Einstein is ecstatic about that. He can't wait. But then again, he's 37. He's at that major turning point, according to the book, where people change their jobs and plod forward with bold enthusiasm. Me? I just want to stick my head into the sand. Call me when it's over. When the kids stop screaming and the floors get cleaned and my body stops hurting. And I'm not coming out a moment sooner... I wish.

Today I woke with a plan. Starting with getting our rhythm back into place. I walked on eggshells around Moonshine today and spoonfed her syrupy words and catered to her every need. I fed her before she knew she was hungry. I held her before she knew she needed to be held. I coddled her in every imaginable way... and there was no flailing and crying. A few shrieks, yes, but no knock-down, drag-out vomitting freakshow. It was a GOOD day.

And what's more, I even managed to get in a few minutes of homeschooling time with Sunburst. I fed her some Anansi stories to match the soap-on-your-toothbrush antics she's been up to lately. And she lapped them up like honey and asked for more.

We're off to a better start just in time for the new year. And tomorrow, joy of joys, Moxy Jane is coming! Here! To my house!

Surely, things can only get better.


  1. Oh Sara, big hugs. You can do it! The first thing I thought when reading about Moonshine: "She must be 4!" I spent a recent phone call with a friend talking about how 4 is like an illness that hopefully passes... the only thing that works when Heidi gets like that is to take her outside. Complete change of scenerey.

    I'm hoping you are healing from all your physical pain and being tired out by life. I hope you get a break to breathe and find out where *you* are in all of this. The family will follow you.

    Have a Happy New Year, Kirsten

  2. "an illness that hopefully passes"

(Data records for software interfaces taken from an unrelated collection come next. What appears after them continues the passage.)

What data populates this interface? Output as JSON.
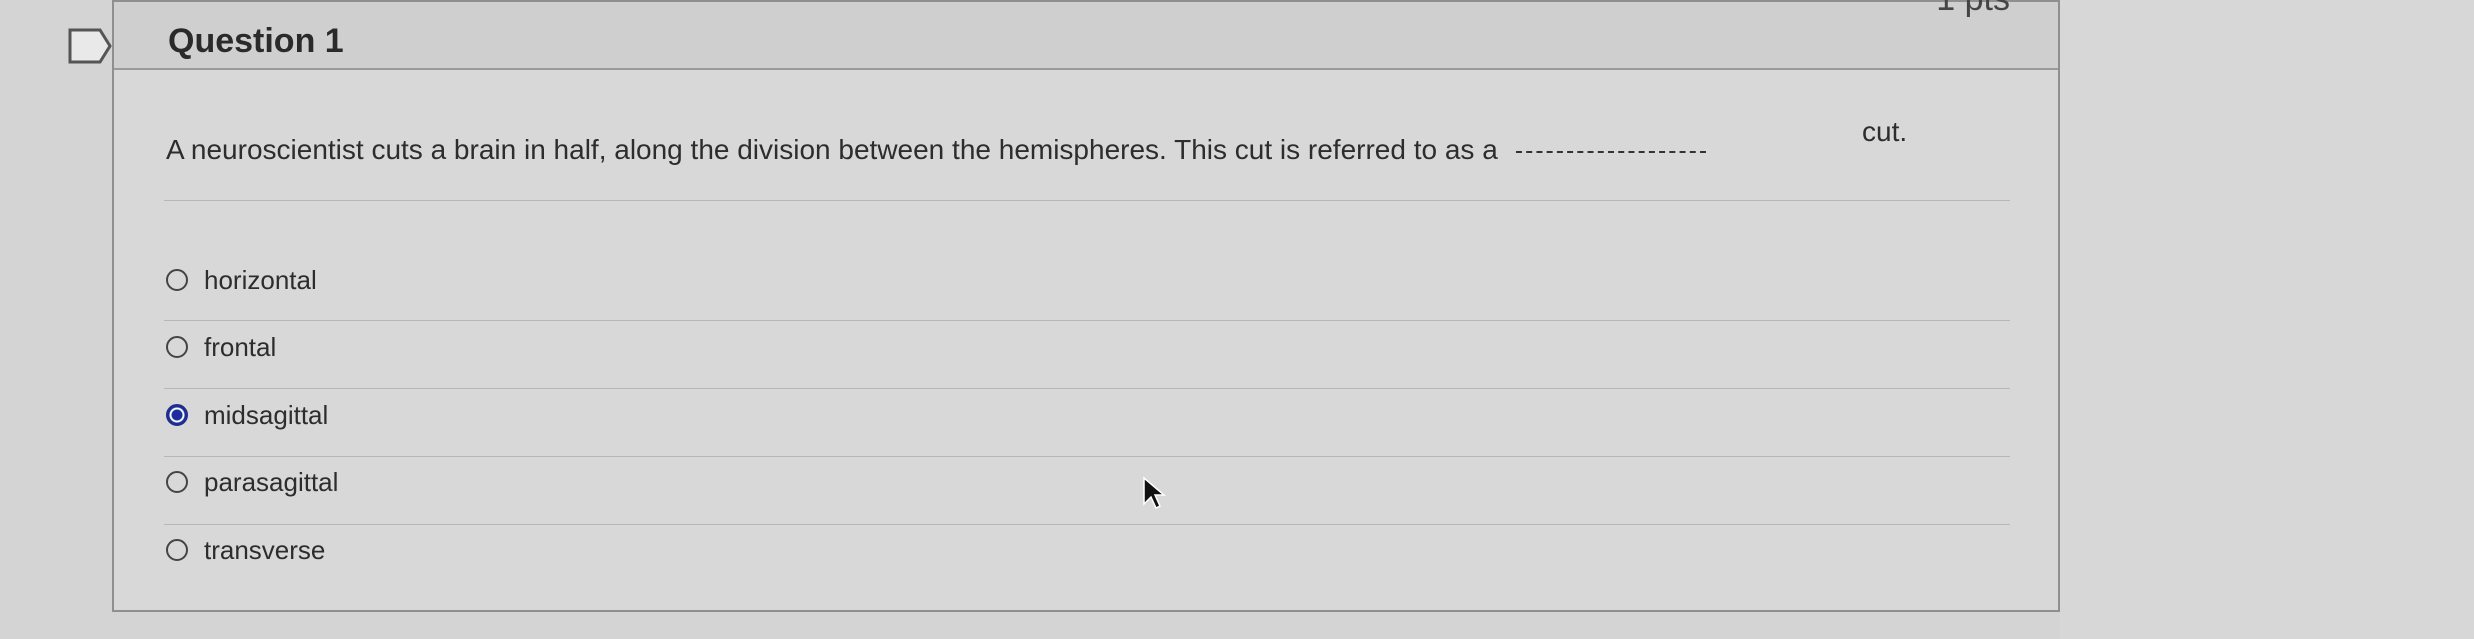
{
  "question": {
    "title": "Question 1",
    "points": "1 pts",
    "text": "A neuroscientist cuts a brain in half, along the division between the hemispheres. This cut is referred to as a",
    "tail": "cut."
  },
  "answers": [
    {
      "label": "horizontal",
      "selected": false
    },
    {
      "label": "frontal",
      "selected": false
    },
    {
      "label": "midsagittal",
      "selected": true
    },
    {
      "label": "parasagittal",
      "selected": false
    },
    {
      "label": "transverse",
      "selected": false
    }
  ],
  "icons": {
    "flag": "flag-icon",
    "radio_unselected": "radio-unselected-icon",
    "radio_selected": "radio-selected-icon",
    "cursor": "pointer-cursor-icon"
  },
  "colors": {
    "background": "#d4d4d4",
    "selected_radio": "#1b2e9e",
    "border": "#8f8f8f"
  }
}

    Ha! I think you're right about that. It's probably made worse over here by Sunburst's provoking. I swear that child must be hiding pins up her sleeves! The two only have to come within a few feet of each other lately and the shrieking begins. Sounds like we're all metamorphosing over here together. As long as our cocoons don't touch we'll be fine, you think?

    Thanks for the kind words, Kirsten. And Happy New Year to you, too!

  3. Hugs from Estrogen Estates.


Thank you for taking the time to leave a message. I appreciate your sweet words so much!

Related Posts with Thumbnails
Site Meter